Penalties for employers charged under the Corporate Manslaughter and Corporate Homicide Act look likely to be softened.

The Sentencing Guidelines Council has released a second consultation paper on the Corporate Manslaughter Act with changes to the original proposals

It proposes companies and organisations that cause death through gross breaches of care should face punitive and significant fines but fines for organisations found guilty of the new offence of corporate manslaughter may be measured in millions of pounds and should seldom be below £500,000.

Previously it had been suggested corporate manslaughter fines should be linked to the convicted company's turnover, in the range of 3% to 10%.

In virtually all cases a fine will be imposed on convicted companies and the consultation guideline proposes that the publicity should be designed to ensure the conviction becomes known to shareholders and customers in the case of companies and to local people in the case of public bodies such as local authorities, hospital trusts and police forces.

Organisations may also be forced to put a statement on their websites.

Fines in health and safety cases, leading to deaths at work, should seldom be less than £100,000 and may be measured in hundreds of thousands of pounds or more, the council proposes.

In deciding the level of fine, the council says a court should not be influenced by the impact on shareholders and directors but the effect on the employment of the innocent workforce may be relevant. 
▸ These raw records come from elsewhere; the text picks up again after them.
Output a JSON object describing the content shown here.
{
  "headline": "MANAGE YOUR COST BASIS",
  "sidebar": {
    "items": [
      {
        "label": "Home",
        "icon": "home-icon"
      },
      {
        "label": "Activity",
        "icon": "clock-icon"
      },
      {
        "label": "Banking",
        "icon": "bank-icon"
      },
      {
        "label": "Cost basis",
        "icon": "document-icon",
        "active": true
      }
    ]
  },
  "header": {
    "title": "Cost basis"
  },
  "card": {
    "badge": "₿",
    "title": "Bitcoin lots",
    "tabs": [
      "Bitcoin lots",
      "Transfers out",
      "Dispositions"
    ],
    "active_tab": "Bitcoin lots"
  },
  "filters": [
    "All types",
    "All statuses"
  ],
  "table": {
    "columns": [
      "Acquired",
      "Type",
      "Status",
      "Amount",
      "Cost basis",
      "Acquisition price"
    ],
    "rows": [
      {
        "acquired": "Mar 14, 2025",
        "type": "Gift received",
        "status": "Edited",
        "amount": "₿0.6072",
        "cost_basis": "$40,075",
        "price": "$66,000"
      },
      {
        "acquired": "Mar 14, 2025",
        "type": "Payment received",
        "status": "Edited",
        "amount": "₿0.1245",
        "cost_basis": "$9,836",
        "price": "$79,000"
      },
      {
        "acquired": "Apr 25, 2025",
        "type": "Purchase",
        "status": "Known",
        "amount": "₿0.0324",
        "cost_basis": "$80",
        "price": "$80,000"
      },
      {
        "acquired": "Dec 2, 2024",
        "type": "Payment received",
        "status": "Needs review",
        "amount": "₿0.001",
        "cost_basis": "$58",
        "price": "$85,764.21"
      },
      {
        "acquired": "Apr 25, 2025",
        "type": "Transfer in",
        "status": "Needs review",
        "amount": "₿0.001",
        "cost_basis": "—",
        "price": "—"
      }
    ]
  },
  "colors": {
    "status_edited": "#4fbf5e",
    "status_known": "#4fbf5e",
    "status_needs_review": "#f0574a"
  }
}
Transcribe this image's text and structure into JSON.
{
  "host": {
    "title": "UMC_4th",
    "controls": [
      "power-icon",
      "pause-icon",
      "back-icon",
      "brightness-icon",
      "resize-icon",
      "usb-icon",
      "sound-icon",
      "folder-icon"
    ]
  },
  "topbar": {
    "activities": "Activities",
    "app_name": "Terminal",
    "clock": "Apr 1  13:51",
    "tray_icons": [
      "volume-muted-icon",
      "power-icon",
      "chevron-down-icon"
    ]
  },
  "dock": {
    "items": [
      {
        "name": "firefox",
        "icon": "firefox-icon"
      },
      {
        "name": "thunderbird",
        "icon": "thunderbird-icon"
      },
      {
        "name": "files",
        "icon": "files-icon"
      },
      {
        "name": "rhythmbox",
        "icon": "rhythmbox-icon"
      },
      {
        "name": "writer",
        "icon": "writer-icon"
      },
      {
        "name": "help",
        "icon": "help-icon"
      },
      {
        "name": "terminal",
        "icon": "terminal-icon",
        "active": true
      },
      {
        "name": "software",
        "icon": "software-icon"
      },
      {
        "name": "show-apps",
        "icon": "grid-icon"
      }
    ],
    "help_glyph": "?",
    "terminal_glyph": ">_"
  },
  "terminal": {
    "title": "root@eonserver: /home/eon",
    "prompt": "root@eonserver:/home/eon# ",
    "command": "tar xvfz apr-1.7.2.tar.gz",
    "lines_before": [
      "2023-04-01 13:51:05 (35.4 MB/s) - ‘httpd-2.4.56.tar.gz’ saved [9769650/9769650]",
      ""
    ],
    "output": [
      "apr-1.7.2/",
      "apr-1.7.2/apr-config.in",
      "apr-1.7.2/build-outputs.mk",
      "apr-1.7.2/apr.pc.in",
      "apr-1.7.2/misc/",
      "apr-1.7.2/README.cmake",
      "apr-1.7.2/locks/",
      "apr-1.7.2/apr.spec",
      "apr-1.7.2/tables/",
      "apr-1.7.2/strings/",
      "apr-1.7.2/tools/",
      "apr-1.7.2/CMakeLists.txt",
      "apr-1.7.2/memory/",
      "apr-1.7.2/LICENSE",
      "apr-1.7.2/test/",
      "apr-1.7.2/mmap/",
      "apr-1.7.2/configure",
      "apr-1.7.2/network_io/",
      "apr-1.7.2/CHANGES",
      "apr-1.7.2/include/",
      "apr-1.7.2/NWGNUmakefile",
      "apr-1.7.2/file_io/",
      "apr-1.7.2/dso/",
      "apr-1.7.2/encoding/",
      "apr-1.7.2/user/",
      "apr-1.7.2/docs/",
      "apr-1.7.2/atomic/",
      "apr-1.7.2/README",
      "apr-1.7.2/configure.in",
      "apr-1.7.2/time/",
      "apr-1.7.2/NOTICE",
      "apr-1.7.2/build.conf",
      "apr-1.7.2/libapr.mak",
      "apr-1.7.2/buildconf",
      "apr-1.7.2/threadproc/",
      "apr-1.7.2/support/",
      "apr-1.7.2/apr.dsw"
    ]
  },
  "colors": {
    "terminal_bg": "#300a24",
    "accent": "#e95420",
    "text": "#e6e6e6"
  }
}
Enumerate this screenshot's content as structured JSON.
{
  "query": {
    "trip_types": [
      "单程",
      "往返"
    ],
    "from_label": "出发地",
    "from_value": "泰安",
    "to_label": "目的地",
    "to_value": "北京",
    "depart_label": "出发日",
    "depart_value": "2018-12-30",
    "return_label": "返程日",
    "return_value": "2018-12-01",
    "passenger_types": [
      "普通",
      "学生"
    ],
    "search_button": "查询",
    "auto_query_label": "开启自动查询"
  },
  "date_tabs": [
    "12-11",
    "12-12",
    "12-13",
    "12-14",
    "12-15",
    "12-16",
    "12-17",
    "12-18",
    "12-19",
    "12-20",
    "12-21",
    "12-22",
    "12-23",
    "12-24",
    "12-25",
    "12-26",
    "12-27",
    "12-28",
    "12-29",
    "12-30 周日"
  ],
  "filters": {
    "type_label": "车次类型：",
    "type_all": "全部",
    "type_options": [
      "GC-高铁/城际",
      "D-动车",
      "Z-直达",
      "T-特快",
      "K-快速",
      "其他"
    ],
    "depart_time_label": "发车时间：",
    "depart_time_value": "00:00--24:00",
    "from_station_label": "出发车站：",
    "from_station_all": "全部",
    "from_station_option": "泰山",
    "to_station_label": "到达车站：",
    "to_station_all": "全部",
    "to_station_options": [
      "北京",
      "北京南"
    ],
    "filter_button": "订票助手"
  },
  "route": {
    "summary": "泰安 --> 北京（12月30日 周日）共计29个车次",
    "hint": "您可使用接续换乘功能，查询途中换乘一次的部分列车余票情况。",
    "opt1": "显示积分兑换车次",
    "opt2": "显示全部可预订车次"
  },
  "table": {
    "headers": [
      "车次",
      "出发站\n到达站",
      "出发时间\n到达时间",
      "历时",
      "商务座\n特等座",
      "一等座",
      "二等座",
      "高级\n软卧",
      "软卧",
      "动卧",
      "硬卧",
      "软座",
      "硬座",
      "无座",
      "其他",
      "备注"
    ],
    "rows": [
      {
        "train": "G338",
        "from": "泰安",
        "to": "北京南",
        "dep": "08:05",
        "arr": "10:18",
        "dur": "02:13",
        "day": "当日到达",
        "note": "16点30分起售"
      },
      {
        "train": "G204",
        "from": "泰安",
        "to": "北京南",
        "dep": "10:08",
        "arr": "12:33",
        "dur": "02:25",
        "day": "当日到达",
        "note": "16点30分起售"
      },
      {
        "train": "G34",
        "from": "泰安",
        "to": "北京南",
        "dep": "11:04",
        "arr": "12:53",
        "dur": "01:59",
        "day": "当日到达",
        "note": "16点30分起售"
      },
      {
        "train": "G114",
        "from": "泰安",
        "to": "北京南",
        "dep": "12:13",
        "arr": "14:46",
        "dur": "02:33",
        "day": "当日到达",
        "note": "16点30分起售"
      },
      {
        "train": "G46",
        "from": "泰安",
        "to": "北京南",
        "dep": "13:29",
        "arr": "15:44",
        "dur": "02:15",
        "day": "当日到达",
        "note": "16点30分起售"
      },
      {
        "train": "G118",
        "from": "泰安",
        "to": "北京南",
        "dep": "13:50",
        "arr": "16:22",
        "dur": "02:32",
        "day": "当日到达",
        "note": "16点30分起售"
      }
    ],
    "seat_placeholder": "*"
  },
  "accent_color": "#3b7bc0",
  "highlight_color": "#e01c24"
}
Factors increasing the seriousness of the offence identified by the council include how foreseeable serious injury was, how common the kind of breach of care in the organisation is and how far up the organisation responsibility for the breach went.  

Other factors that aggravate the offence and may attract a larger fine include the number of deaths and serious injury caused, failure to heed warnings, cost-cutting or deliberate failure to obtain or comply with relevant licences.

Council member and vice-president of the Court of Appeal (criminal division)

Lord Justice Anthony Hughes said: "Fines cannot and do not attempt to value a human life - compensation will be payable separately in these cases.  

"The fine is designed to punish and these are serious offences so the fines imposed should be punitive and significant to reflect that."  

"The council considered very carefully the approach suggested by the

Sentencing Advisory Panel of a fixed correlation between the amount of the fine and a company's turnover or profit, but decided this was not appropriate in view of the different financial structures and circumstances of organisations within the private, public and third sectors. 

David Beckenham, health and safety consultant, Norton Rose, added: "There does seem to have been a softening in the suggested approach for fines under the Corporate Manslaughter Act (the first prosecution under the Act is due to be heard in February 2010).

"However the suggestion that fines should seldom be below £500,000 means the average fine will still be 10 times greater than it currently is.

"Additionally the council's comments in respect of publicity orders should ring alarm bells given the potentially detrimental effect this could have on a company's share price."